        You can find more Spring brain breaks and heavy work activities in the Spring Occupational Therapy Activities Pack. Right now, it’s a BONUS add-on to our newly released Spring Fine Motor Kit!

        Spring Fine Motor Kit

        Score Fine Motor Tools and resources and help kids build the skills they need to thrive!

        Developing hand strength, dexterity, dexterity, precision skills, and eye-hand coordination skills that kids need for holding and writing with a pencil, coloring, and manipulating small objects in every day task doesn’t need to be difficult. The Spring Fine Motor Kit includes 100 pages of fine motor activities, worksheets, crafts, and more:

        Spring fine motor kit set of printable fine motor skills worksheets for kids.
        • Lacing cards
        • Sensory bin cards
        • Hole punch activities
        • Pencil control worksheets
        • Play dough mats
        • Write the Room cards
        • Modified paper
        • Sticker activities
        • MUCH MORE

        Click here to add this resource set to your therapy toolbox.

        Spring Fine Motor Kit
        Spring Fine Motor Kit: TONS of resources and tools to build stronger hands.

        Grab your copy of the Spring Fine Motor Kit and build coordination, strength, and endurance in fun and creative activities. Click here to add this resource set to your therapy toolbox.

        Colleen Beck, OTR/L is an occupational therapist with 20 years experience, graduating from the University of Pittsburgh in 2000. Colleen created The OT Toolbox to inspire therapists, teachers, and parents with easy and fun tools to help children thrive.

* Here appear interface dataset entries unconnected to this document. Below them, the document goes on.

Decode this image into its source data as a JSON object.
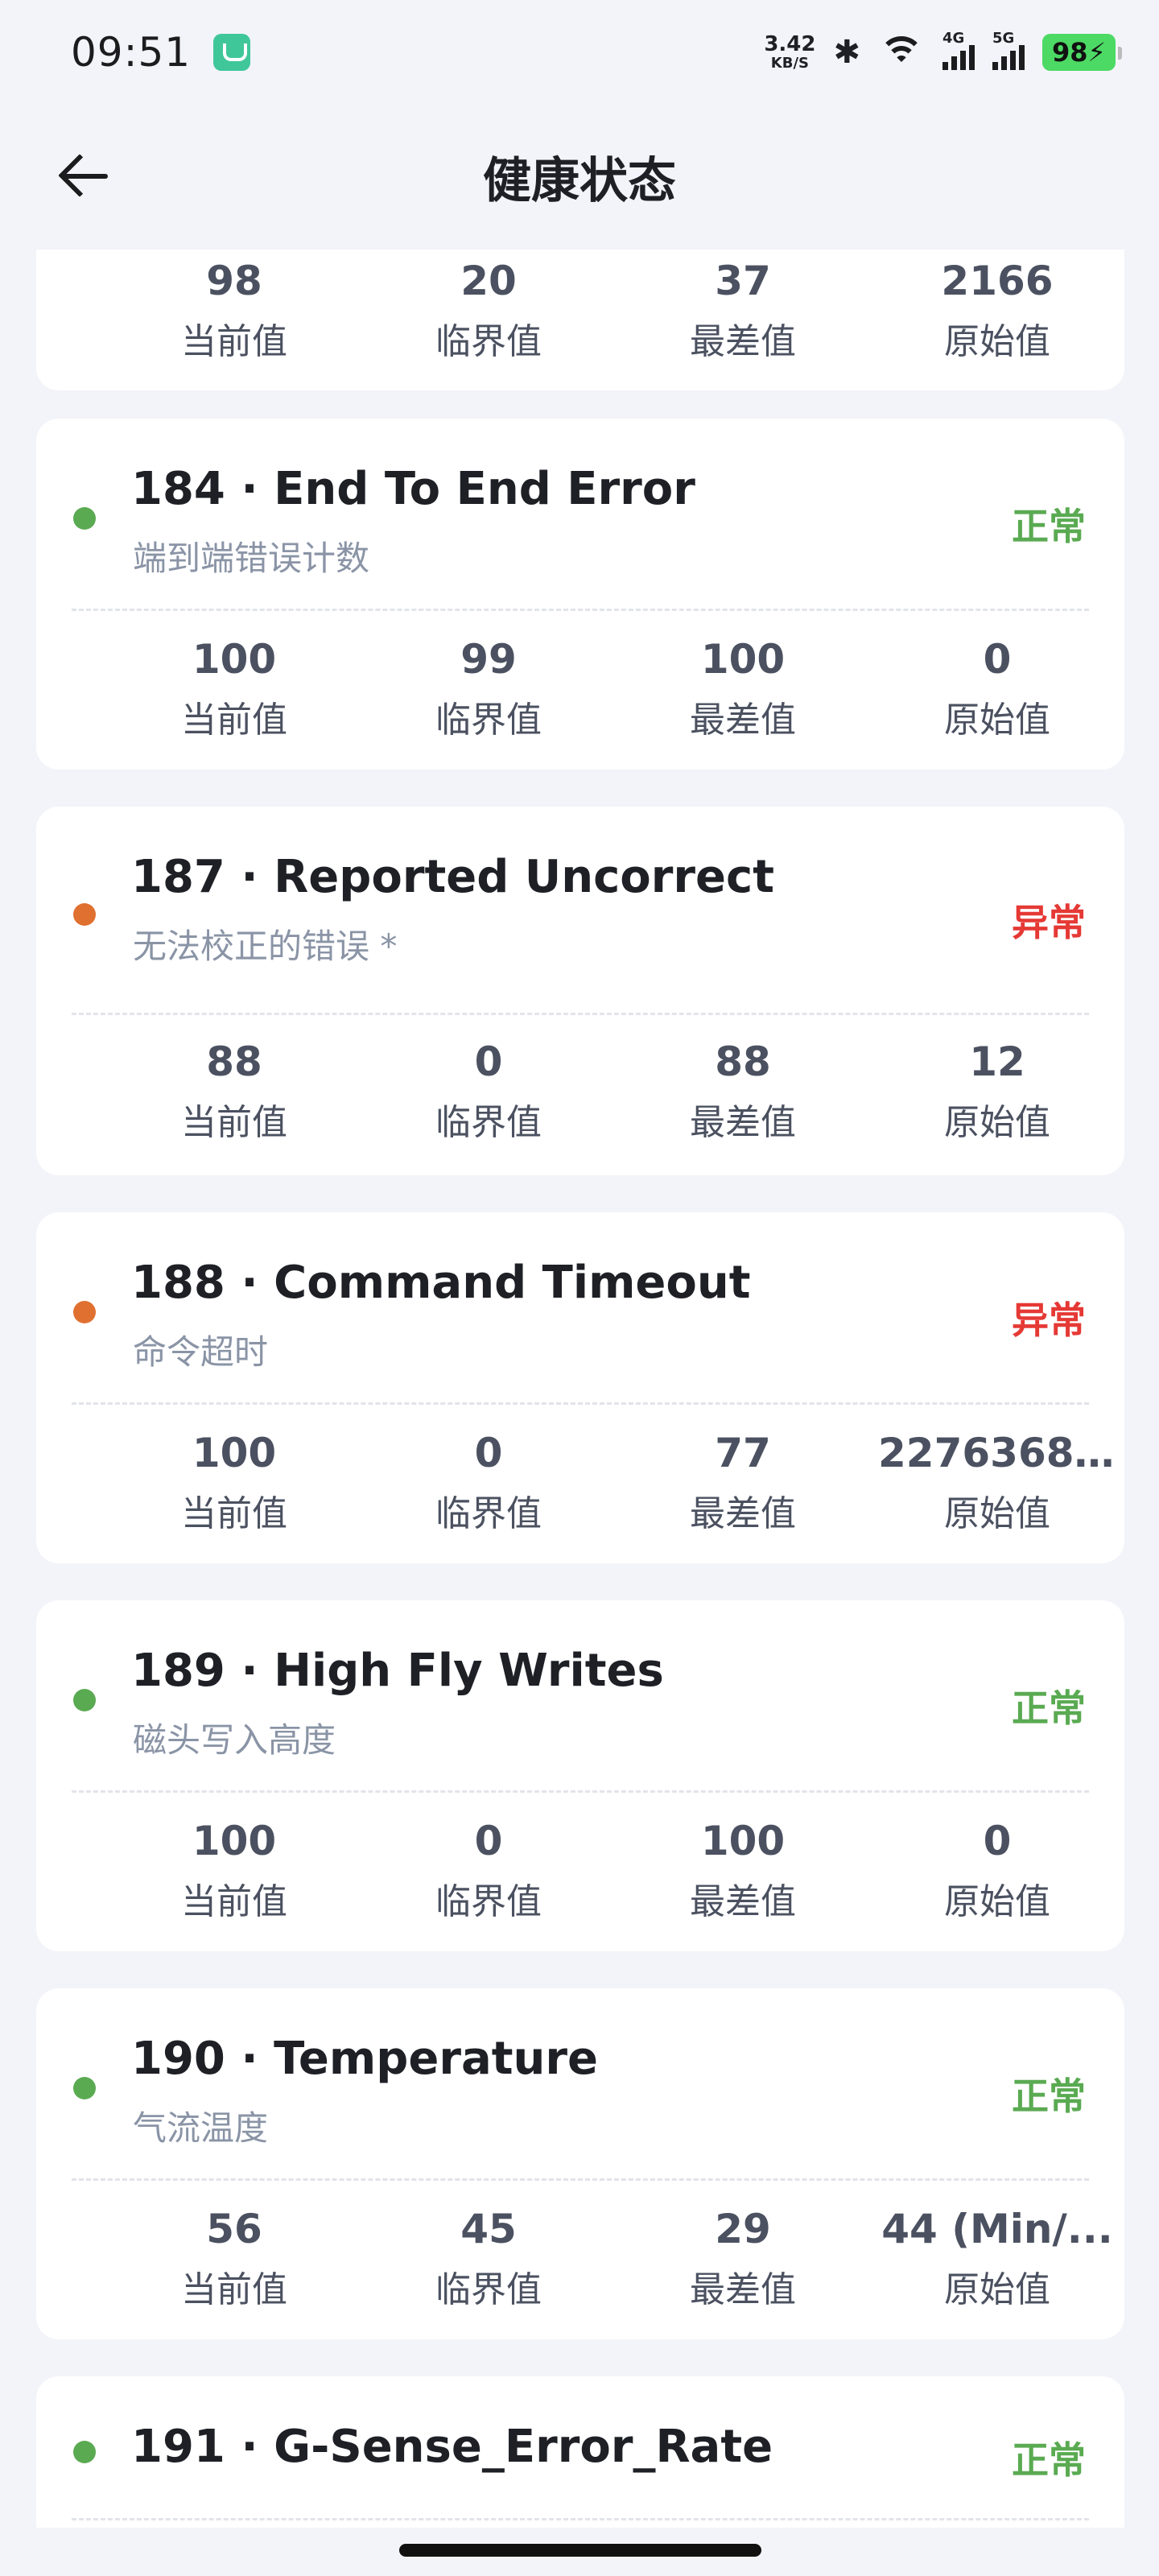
{
  "status_bar": {
    "time": "09:51",
    "net_speed_value": "3.42",
    "net_speed_unit": "KB/S",
    "bluetooth_icon": "bluetooth-icon",
    "sig1_label": "4G",
    "sig2_label": "5G",
    "battery": "98"
  },
  "header": {
    "title": "健康状态"
  },
  "labels": {
    "current": "当前值",
    "threshold": "临界值",
    "worst": "最差值",
    "raw": "原始值"
  },
  "colors": {
    "ok": "#5aaa52",
    "bad": "#e53935",
    "ok_dot": "#5aaa52",
    "bad_dot": "#e07030"
  },
  "cards": [
    {
      "values": [
        "98",
        "20",
        "37",
        "2166"
      ]
    },
    {
      "id_name": "184 · End To End Error",
      "desc": "端到端错误计数",
      "status": "正常",
      "values": [
        "100",
        "99",
        "100",
        "0"
      ]
    },
    {
      "id_name": "187 · Reported Uncorrect",
      "desc": "无法校正的错误 *",
      "status": "异常",
      "values": [
        "88",
        "0",
        "88",
        "12"
      ]
    },
    {
      "id_name": "188 · Command Timeout",
      "desc": "命令超时",
      "status": "异常",
      "values": [
        "100",
        "0",
        "77",
        "22763687..."
      ]
    },
    {
      "id_name": "189 · High Fly Writes",
      "desc": "磁头写入高度",
      "status": "正常",
      "values": [
        "100",
        "0",
        "100",
        "0"
      ]
    },
    {
      "id_name": "190 · Temperature",
      "desc": "气流温度",
      "status": "正常",
      "values": [
        "56",
        "45",
        "29",
        "44 (Min/..."
      ]
    },
    {
      "id_name": "191 · G-Sense_Error_Rate",
      "status": "正常"
    }
  ]
}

As the creator, author, and owner of the website and its social media channels, Colleen strives to empower those serving kids of all levels and needs. Want to collaborate? Send an email to contact@theottoolbox.com.